"It's not how old you are, it's how you are old."
"I am still learning." Michelangelo
"You aren't old until age becomes your excuse." Joe Friel
Go on up to Fleet Feet (I went to it in July, it's right there next to Second City) and sign up for their half marathon training. Or maybe X-Sports has something. Running on the street is nothing like running on a treadmill as you so rightly observed. Running in a program also allows you to make running buddies.
Hi, all.Today I mentioned to my workout buddy that I saw a bunch of people registering for the Chicago Marathon. I know I'm not ready for a full, but I told her that I'd been thinking of signing up for the half. Well, she posted it on Facebook, and now we're committed! Race day: September 8th! So tonight at the gym, I wanted to gauge just how much training I need to do. I ran 4.5 miles in 49 minutes (a constant 5.5 mph), and only sort of felt like dying after...I probably could've pushed out another mile if I'd had to. So I feel pretty confident that by September I'll be more than capable of hitting the magic 13.1. On a treadmill. Obvious problem: Lake Shore Drive is not a treadmill!

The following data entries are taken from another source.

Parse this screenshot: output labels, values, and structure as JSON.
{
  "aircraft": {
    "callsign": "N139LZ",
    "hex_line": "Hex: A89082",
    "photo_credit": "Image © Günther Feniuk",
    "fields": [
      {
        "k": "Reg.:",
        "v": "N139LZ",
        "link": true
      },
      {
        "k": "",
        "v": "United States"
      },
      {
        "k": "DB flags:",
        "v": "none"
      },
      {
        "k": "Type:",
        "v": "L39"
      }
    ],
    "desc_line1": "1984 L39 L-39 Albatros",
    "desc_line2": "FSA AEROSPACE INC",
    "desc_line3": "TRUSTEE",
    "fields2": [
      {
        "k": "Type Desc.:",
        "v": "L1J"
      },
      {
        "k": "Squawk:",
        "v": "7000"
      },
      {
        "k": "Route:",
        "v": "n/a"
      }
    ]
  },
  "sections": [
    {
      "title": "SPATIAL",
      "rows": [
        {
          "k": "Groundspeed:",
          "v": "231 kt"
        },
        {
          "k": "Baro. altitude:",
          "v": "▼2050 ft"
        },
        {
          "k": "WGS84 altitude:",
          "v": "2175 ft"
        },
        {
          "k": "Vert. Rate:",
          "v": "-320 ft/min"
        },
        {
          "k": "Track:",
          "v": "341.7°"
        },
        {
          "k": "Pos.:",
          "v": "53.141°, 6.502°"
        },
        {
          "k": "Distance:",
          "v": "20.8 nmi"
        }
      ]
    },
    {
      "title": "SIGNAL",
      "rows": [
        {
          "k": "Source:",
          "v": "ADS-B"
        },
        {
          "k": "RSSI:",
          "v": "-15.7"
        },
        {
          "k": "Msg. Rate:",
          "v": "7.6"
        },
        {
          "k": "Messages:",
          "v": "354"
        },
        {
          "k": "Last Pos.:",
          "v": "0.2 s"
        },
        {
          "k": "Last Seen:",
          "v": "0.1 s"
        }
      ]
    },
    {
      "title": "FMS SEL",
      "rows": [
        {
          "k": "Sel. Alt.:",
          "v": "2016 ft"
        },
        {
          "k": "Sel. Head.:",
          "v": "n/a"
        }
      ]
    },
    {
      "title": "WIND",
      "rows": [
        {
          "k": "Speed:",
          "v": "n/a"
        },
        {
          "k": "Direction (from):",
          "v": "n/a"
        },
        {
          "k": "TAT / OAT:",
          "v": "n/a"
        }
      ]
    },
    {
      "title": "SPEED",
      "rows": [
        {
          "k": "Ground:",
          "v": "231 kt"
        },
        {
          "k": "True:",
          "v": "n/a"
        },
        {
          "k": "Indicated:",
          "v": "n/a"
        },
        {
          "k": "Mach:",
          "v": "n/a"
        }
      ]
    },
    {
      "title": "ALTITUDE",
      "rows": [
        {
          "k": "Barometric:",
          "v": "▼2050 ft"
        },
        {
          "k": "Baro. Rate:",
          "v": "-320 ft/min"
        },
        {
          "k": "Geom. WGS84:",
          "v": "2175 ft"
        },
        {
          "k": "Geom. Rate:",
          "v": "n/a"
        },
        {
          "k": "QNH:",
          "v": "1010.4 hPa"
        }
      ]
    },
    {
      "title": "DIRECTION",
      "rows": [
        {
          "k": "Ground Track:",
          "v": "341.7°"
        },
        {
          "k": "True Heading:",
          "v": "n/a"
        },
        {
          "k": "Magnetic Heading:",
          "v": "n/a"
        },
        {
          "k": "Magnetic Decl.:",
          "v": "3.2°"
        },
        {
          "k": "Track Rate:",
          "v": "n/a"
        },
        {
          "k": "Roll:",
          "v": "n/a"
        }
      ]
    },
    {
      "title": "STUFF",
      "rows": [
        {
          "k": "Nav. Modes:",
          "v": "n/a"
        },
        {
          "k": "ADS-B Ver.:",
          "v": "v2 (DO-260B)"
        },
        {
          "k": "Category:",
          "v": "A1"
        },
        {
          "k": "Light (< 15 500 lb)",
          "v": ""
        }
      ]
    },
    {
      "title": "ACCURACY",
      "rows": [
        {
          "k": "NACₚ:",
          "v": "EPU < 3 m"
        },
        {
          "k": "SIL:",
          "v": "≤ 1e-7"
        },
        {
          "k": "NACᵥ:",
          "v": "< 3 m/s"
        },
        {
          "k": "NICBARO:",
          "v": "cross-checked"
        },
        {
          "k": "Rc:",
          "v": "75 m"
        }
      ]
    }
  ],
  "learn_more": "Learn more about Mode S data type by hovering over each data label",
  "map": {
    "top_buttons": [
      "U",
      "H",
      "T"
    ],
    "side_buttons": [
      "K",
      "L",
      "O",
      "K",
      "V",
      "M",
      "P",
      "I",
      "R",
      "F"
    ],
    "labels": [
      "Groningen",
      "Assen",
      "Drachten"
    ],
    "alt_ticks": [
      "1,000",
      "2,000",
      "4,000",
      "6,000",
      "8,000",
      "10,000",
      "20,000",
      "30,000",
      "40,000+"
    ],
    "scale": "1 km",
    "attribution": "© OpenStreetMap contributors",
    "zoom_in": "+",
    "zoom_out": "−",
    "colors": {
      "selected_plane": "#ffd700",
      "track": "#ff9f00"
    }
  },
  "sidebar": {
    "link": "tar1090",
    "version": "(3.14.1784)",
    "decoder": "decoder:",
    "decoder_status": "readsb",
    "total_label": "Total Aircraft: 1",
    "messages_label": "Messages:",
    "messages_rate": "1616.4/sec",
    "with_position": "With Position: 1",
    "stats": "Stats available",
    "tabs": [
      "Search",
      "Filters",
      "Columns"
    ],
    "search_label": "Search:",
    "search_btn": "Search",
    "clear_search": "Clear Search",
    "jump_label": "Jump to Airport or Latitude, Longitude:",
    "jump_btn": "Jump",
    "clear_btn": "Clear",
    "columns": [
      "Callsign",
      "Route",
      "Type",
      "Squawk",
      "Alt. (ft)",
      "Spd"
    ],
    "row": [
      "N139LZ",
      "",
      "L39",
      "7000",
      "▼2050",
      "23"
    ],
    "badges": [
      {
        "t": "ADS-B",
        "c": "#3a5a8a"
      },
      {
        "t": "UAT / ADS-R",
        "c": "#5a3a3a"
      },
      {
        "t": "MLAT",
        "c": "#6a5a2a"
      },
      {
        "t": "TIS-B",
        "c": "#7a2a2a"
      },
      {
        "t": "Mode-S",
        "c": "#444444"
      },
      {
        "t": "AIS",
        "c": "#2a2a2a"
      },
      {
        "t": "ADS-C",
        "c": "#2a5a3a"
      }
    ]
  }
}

How, oh how, do I transition myself from running on a treadmill (where I have to press a button to slow down, and where pacing is automatic) to running outside where it's oh so easy to slow down and walk for awhile? I've read many posts on here from people suggesting that treadmill runners start by doing our long runs outside, but I almost feel that it would be easier for me to do my shorter runs outside. But then would I be prepared come race day? I don't know. Another question: I like the look of Hal Higdon's training program. But he doesn't specify speeds at all. I get that that makes his program adaptable to a large group of people, but he doesn't give any advice on speeding up. For those of you who've done this before, do you stick to a constant slower pace, or do you mix it up (run for awhile, then walk/jog for a while). I'm sorry this is rambling and full of questions, but I'm feeling a bit overwhelmed at my accidental decision, and any help would be greatly appreciated! Thanks!
SparkPeople, SparkCoach, SparkPages, SparkPoints, SparkDiet, SparkAmerica, SparkRecipes, DailySpark, and other marks are trademarks of SparkPeople, Inc. All Rights Reserved. No portion of this website can be used without the permission of SparkPeople or its authorized affiliates.
SPARKPEOPLE is a registered trademark of SparkPeople, Inc. in the United States, European Union, Canada, and Australia. All rights reserved.